* [WHAT THE TASK REQUIRES] With nothing added or dropped, output every record below exactly.

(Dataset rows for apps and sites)

____

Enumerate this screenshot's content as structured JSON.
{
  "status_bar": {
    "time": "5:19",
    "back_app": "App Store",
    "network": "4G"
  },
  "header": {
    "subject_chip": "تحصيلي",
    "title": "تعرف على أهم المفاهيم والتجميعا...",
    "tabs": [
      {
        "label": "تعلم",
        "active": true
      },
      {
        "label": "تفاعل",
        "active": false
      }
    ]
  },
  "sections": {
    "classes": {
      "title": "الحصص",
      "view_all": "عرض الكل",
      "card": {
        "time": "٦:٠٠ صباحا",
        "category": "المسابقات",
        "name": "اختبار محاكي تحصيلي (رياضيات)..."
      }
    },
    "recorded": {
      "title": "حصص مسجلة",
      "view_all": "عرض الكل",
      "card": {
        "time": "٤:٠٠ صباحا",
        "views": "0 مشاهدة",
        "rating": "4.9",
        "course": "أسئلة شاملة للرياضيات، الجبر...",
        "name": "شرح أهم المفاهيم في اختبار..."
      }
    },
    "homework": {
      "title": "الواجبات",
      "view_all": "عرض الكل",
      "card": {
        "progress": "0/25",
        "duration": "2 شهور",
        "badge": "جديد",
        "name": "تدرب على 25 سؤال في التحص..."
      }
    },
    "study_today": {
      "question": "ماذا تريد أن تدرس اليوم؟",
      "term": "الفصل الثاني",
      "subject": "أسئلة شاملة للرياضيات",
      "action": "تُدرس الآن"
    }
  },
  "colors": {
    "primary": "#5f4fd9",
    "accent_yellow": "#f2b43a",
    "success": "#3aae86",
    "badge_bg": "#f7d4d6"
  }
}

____

* [SOLVED PROBLEM]
Enumerate this screenshot's content as structured JSON.
{
  "status_bar": {
    "time": "5:19",
    "back_app": "App Store",
    "network": "4G"
  },
  "header": {
    "subject_chip": "تحصيلي",
    "title": "تعرف على أهم المفاهيم والتجميعا...",
    "tabs": [
      {
        "label": "تعلم",
        "active": true
      },
      {
        "label": "تفاعل",
        "active": false
      }
    ]
  },
  "sections": {
    "classes": {
      "title": "الحصص",
      "view_all": "عرض الكل",
      "card": {
        "time": "٦:٠٠ صباحا",
        "category": "المسابقات",
        "name": "اختبار محاكي تحصيلي (رياضيات)..."
      }
    },
    "recorded": {
      "title": "حصص مسجلة",
      "view_all": "عرض الكل",
      "card": {
        "time": "٤:٠٠ صباحا",
        "views": "0 مشاهدة",
        "rating": "4.9",
        "course": "أسئلة شاملة للرياضيات، الجبر...",
        "name": "شرح أهم المفاهيم في اختبار..."
      }
    },
    "homework": {
      "title": "الواجبات",
      "view_all": "عرض الكل",
      "card": {
        "progress": "0/25",
        "duration": "2 شهور",
        "badge": "جديد",
        "name": "تدرب على 25 سؤال في التحص..."
      }
    },
    "study_today": {
      "question": "ماذا تريد أن تدرس اليوم؟",
      "term": "الفصل الثاني",
      "subject": "أسئلة شاملة للرياضيات",
      "action": "تُدرس الآن"
    }
  },
  "colors": {
    "primary": "#5f4fd9",
    "accent_yellow": "#f2b43a",
    "success": "#3aae86",
    "badge_bg": "#f7d4d6"
  }
}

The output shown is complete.